Bob Koort with Goldman Sachs wanted hard facts on why Monsanto’s forecast was so bright.
“Hugh or Brett, you guys talk about this $4 billion of incremental Seeds-and-traits growth in the next 5 years. I guess it seems pretty dramatic in the context of the prior 5 years; I think that growth rate was more like $2 billion,” Koort stated, according to the transcripts from the teleconference.
When Monsanto’s CFO explained that a lack of acres was the reason for the “slightly down to flattish” corn volume the industry saw, he reiterated that he does not expect the same level of deterioration next year. Jeff Zekauskas with JPMorgan simply stated, “I hope you’re right.”
— Gita Syahrani (@SyahraniGita) October 3, 2014
Bank of America Merrill Lynch’s Kevin McCarthy also questioned Monsanto’s enthusiastic projections of growth and explanations.
“I guess a couple questions on glyphosate, if I may,” McCarthy stated.

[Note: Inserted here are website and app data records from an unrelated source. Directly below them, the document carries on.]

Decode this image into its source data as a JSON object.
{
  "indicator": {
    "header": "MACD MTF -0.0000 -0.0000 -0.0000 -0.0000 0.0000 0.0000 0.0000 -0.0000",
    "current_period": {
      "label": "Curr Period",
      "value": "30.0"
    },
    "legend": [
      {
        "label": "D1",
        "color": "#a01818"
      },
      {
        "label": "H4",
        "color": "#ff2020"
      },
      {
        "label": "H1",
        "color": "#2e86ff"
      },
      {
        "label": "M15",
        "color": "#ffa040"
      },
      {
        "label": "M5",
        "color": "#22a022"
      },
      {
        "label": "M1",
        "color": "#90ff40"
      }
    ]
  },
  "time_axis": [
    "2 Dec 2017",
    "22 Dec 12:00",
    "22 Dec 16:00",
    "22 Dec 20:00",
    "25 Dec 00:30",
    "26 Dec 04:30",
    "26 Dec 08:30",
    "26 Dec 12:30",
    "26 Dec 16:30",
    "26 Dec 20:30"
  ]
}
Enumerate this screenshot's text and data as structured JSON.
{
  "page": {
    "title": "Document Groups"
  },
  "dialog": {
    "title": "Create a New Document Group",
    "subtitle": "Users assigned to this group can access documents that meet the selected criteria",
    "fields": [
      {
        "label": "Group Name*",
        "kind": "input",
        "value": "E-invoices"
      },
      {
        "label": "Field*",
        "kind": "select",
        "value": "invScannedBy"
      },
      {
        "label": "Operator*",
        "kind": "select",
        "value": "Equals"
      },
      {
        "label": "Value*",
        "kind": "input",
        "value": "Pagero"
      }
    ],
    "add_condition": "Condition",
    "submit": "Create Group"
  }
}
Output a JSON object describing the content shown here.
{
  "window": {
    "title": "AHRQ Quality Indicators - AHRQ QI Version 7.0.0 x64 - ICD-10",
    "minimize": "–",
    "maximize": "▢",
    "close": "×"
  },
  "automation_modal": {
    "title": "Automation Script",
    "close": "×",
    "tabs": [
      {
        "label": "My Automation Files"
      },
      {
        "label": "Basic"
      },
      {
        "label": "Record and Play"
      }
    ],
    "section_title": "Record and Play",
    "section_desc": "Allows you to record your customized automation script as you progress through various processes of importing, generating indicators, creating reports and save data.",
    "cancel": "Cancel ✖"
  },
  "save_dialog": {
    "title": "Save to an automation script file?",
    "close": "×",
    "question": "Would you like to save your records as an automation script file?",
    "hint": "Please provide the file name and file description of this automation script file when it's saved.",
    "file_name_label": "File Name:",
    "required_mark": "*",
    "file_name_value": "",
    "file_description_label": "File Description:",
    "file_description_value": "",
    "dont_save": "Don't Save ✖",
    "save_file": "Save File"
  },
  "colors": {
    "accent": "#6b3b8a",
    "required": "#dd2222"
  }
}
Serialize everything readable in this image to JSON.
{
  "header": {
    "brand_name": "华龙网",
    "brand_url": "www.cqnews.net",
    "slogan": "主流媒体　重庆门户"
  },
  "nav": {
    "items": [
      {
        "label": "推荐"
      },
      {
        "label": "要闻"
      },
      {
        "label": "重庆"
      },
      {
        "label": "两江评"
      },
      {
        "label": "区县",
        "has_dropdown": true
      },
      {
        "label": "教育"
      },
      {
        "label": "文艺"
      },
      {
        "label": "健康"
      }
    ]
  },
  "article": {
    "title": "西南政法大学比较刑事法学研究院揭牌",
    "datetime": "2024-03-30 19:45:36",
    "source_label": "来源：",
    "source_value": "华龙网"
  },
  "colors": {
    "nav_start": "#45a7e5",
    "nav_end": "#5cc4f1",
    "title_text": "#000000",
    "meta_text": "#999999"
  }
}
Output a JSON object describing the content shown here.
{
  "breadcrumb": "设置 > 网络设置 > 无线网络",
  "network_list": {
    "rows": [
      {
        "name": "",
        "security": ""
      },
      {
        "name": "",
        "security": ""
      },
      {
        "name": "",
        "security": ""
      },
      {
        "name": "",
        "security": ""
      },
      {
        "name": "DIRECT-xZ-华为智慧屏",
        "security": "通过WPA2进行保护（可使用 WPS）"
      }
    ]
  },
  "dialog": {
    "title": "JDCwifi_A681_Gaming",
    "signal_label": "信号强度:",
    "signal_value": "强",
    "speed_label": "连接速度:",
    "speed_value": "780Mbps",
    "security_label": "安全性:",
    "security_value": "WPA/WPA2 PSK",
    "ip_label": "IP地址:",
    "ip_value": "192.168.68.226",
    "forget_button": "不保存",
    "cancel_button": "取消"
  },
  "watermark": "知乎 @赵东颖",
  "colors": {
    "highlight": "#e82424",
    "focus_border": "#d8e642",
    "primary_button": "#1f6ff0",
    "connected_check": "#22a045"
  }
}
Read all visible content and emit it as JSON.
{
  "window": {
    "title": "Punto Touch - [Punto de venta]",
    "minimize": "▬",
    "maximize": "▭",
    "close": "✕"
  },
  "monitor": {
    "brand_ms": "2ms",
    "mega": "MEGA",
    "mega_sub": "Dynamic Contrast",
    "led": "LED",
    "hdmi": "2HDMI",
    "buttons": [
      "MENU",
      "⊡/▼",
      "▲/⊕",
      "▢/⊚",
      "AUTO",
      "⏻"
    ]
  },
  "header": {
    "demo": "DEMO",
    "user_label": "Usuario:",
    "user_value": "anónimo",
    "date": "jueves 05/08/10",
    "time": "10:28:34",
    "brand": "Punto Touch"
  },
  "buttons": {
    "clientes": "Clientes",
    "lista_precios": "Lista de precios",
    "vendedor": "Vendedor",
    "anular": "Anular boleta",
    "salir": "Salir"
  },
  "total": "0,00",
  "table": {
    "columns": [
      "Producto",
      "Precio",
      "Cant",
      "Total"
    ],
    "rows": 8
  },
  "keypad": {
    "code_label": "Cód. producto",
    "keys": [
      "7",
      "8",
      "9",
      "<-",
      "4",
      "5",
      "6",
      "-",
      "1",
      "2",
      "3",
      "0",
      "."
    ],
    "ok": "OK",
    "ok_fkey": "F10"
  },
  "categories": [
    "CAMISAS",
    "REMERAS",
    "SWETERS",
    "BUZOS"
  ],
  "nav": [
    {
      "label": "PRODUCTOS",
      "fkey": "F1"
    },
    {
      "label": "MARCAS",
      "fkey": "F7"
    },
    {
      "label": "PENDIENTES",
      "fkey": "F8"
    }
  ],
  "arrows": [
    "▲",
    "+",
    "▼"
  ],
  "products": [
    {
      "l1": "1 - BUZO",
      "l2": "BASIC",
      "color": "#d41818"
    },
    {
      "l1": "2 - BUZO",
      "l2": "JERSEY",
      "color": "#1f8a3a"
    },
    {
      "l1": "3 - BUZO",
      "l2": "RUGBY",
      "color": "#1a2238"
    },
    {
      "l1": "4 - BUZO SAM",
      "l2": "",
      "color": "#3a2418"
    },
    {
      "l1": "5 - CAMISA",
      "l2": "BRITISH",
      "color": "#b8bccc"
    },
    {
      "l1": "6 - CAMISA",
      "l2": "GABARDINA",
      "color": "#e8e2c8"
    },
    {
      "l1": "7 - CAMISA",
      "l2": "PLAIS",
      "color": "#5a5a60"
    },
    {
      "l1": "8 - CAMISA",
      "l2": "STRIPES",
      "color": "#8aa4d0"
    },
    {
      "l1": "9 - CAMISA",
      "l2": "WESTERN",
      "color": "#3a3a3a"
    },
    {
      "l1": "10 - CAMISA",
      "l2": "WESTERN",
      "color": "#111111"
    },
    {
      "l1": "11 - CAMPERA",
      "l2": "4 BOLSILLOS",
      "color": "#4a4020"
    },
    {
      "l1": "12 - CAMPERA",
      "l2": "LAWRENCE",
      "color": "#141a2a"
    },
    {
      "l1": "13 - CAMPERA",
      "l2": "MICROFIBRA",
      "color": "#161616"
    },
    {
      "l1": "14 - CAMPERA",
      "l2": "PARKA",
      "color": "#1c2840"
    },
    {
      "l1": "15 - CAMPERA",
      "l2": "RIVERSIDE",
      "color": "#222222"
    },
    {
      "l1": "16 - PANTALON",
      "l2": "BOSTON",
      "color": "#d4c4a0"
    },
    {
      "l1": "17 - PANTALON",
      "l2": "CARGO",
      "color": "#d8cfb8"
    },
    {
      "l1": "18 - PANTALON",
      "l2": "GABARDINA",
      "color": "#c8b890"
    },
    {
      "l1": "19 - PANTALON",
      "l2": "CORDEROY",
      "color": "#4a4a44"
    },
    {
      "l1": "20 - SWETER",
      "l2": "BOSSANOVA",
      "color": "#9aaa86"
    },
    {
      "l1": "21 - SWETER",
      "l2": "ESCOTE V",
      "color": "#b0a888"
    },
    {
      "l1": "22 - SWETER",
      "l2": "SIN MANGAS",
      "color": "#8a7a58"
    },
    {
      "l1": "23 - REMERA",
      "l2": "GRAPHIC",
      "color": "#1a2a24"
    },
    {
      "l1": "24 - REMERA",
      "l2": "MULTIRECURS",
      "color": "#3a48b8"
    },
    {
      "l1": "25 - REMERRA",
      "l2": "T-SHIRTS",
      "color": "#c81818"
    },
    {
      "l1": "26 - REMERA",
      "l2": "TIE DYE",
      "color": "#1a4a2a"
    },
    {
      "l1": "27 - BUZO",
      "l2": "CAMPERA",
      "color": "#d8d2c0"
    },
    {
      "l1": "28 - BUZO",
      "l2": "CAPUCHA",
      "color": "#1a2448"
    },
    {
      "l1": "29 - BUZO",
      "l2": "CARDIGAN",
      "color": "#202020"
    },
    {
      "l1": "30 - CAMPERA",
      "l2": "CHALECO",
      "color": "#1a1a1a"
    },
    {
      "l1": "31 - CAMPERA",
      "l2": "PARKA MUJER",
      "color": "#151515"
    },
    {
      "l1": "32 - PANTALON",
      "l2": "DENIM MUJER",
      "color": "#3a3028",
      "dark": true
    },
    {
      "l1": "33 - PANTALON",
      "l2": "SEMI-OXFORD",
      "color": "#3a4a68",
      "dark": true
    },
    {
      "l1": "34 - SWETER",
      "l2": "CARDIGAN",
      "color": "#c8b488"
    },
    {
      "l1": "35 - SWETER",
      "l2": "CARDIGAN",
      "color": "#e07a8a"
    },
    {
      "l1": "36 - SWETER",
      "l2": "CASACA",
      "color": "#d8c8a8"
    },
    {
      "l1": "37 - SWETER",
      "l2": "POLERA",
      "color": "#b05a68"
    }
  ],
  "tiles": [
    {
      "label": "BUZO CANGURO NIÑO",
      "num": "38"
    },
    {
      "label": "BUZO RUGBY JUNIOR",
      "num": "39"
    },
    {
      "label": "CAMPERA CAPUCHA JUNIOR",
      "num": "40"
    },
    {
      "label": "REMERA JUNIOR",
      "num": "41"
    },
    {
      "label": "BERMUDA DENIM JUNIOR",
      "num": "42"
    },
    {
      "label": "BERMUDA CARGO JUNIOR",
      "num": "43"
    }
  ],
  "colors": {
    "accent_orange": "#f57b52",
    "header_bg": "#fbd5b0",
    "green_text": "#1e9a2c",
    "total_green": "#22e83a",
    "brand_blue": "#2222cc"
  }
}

Monsanto executives had previously stated the company expected a timing shift on when investors would see higher returns next year. “First, would you elaborate on what is causing the timing shift from 1Q into 2Q? And then related to that, I would normally think as you move and shift the mix from nonbranded to branded that that would help your profitability. But the overall year looks down 10% or so as per your guidance. So perhaps you could help us reconcile that.”
Monsanto executives repeatedly mentioned issues in Latin America. One issue in Latin America is a growing public resistance to genetically modified seeds. Last month, for example, in Costa Rica, the country’s approval process for GMO projects was declared unconstitutional. The ruling stated that the previous approval process violated the rights of Costa Ricans to access information that could affect their health and well being. Costa Rica’s Agriculture and Livestock Ministry is now required to release information to the public about the GMO approval process, according to The Tico Times.
— Rachel (@RachelsNews) October 10, 2014
This resistance is also being felt in the United States, where a massive “food fight” is underway for GMO labelling laws.
Corps must label our padded toilet seats so why they have a hard time labeling #GMOs? #yeson92 http://t.co/1JfAygj5qK pic.twitter.com/orUtws298T — Organic Live Foods (@OrganicLiveFood) October 10, 2014
Analyst Barbara Billinger, who incidentally feels Monsanto is a large enough corporate power to recover handsomely from the less than expected growth, stated that public opinion of the genetically modified seeds and herbicides that Monsanto sells is at the root of the disappointing earnings. Billinger likened Monsanto’s current position to Big Tobacco’s past.
The non-GMO supply chain is growing thanks to companies like Silk, which are sourcing non-GMO soy ingredients…. http://t.co/K5D69LAIwi
— Non-GMO Project (@NonGMOProject) October 10, 2014
The public opinion Billinger referred to is being expressed around the globe.
The Netherlands is taking the lead in banning Monsanto’s Roundup. Ask other European governments to ban it too http://t.co/udgQ1r3Sez
— GMWatch (@GMWatch) October 9, 2014
“However, with greater and more mainstream media attention being given to the issue, and with the proponents of GMO labeling leading in Oregon polls, this may be a pivot point in how GMOs are perceived and to a greater extent, how Monsanto is perceived,” Billinger wrote. “And if Monsanto goes down the road of Big Tobacco before it as being regarded as a “dirty” company, divestiture movements may well be possible as more people apply a moral and ethical filter towards holding Monsanto in their portfolio. And with a current institutional holding level of 85.9%, it would certainly make a significant impact on Monsanto’s bottom line.”
[Photo credit: United Soybean Board]